## Work task
Return all lines below containing the word "JSON".

Stored items
***

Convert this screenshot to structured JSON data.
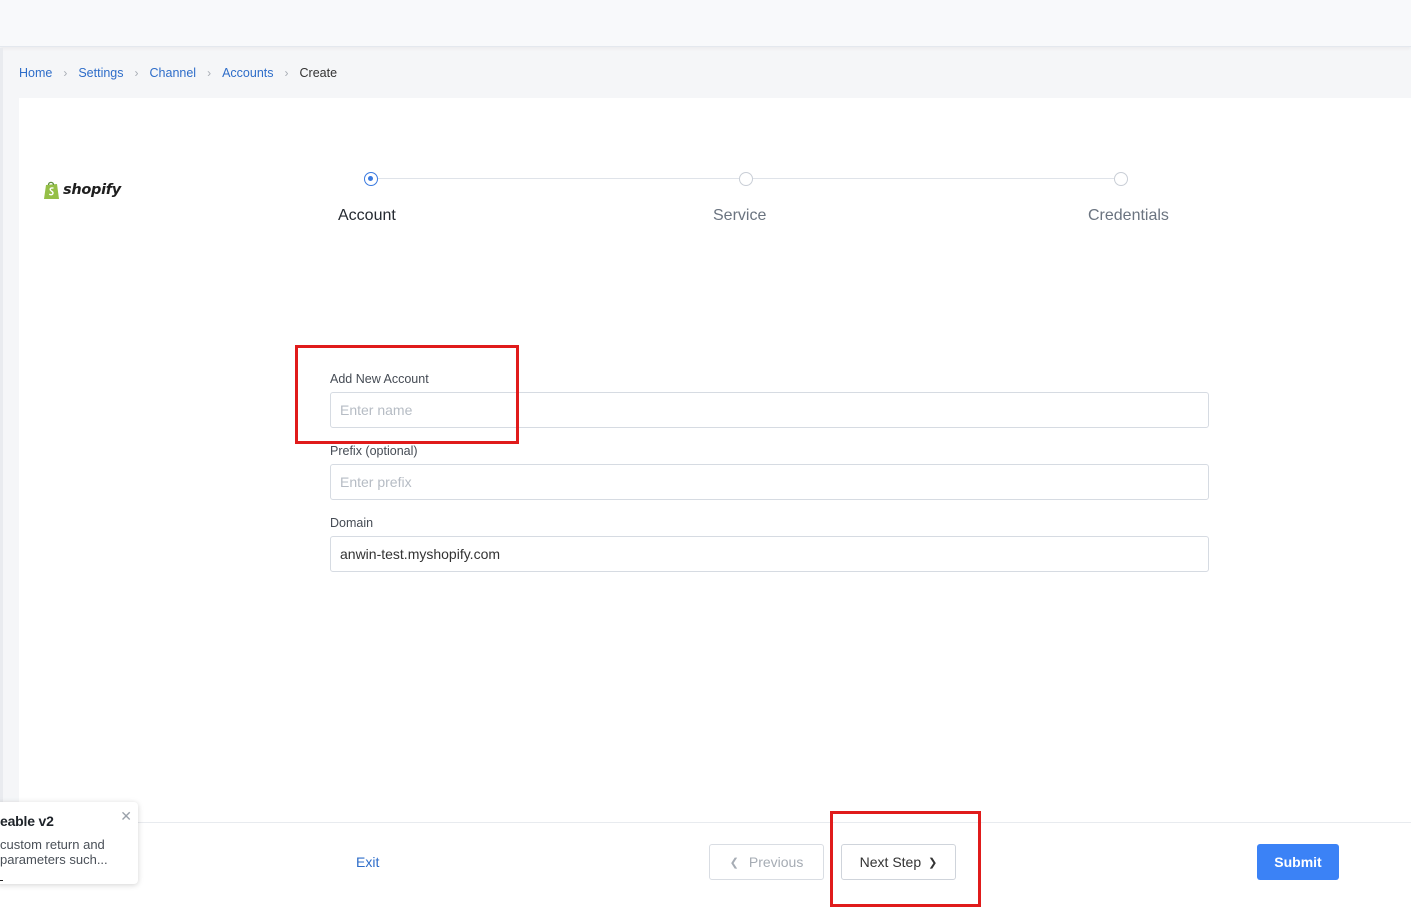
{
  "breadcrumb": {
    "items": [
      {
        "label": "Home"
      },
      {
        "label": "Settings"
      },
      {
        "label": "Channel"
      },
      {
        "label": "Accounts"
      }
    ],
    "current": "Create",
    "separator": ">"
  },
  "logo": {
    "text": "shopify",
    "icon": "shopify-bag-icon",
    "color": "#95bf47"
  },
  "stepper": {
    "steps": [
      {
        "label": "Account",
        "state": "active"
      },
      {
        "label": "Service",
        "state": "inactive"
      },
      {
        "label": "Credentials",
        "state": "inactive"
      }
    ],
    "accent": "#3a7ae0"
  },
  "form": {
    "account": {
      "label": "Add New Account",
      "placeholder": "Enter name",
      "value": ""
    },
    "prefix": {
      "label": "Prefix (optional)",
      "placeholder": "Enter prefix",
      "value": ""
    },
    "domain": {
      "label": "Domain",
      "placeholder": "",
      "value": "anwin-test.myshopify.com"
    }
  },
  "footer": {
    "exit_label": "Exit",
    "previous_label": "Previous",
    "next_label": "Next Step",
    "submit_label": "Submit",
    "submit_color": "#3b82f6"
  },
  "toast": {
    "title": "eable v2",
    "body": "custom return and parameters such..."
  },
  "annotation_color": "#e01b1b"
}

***

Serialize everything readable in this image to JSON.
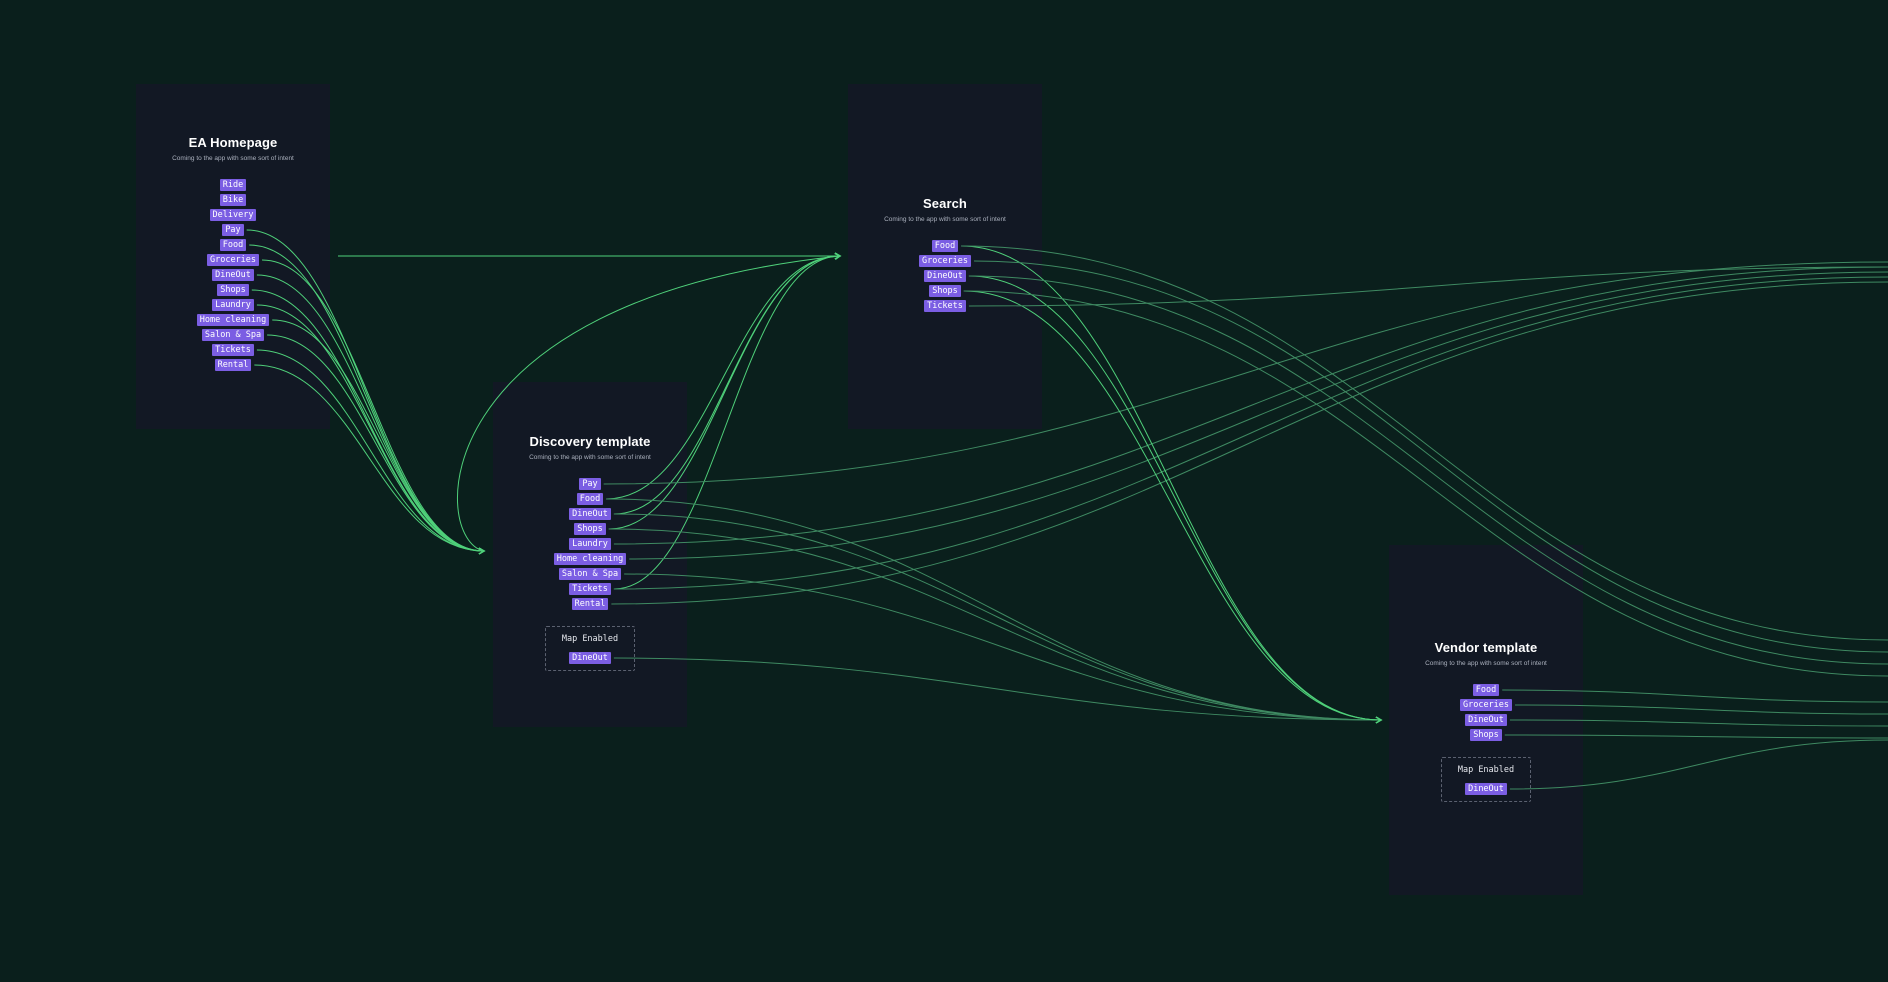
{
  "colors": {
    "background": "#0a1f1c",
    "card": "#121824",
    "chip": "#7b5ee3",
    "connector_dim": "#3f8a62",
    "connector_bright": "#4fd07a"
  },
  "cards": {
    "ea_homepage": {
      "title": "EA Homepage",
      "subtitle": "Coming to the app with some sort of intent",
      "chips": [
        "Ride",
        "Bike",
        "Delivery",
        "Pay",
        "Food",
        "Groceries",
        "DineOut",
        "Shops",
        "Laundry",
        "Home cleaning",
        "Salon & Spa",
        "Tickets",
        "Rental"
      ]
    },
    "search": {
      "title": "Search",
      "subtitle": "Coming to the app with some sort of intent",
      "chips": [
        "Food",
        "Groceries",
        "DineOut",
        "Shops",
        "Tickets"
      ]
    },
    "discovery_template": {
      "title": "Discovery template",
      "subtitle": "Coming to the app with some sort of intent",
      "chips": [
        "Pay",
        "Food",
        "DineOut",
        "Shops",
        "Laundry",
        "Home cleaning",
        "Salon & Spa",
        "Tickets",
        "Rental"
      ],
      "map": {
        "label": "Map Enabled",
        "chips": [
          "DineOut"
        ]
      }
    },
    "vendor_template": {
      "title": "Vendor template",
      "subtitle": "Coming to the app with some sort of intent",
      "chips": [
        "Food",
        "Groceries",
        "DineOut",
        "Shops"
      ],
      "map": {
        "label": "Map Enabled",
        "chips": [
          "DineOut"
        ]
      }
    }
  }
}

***

## Output
Convert this screenshot to structured JSON data.
Serialize everything readable in this image to JSON.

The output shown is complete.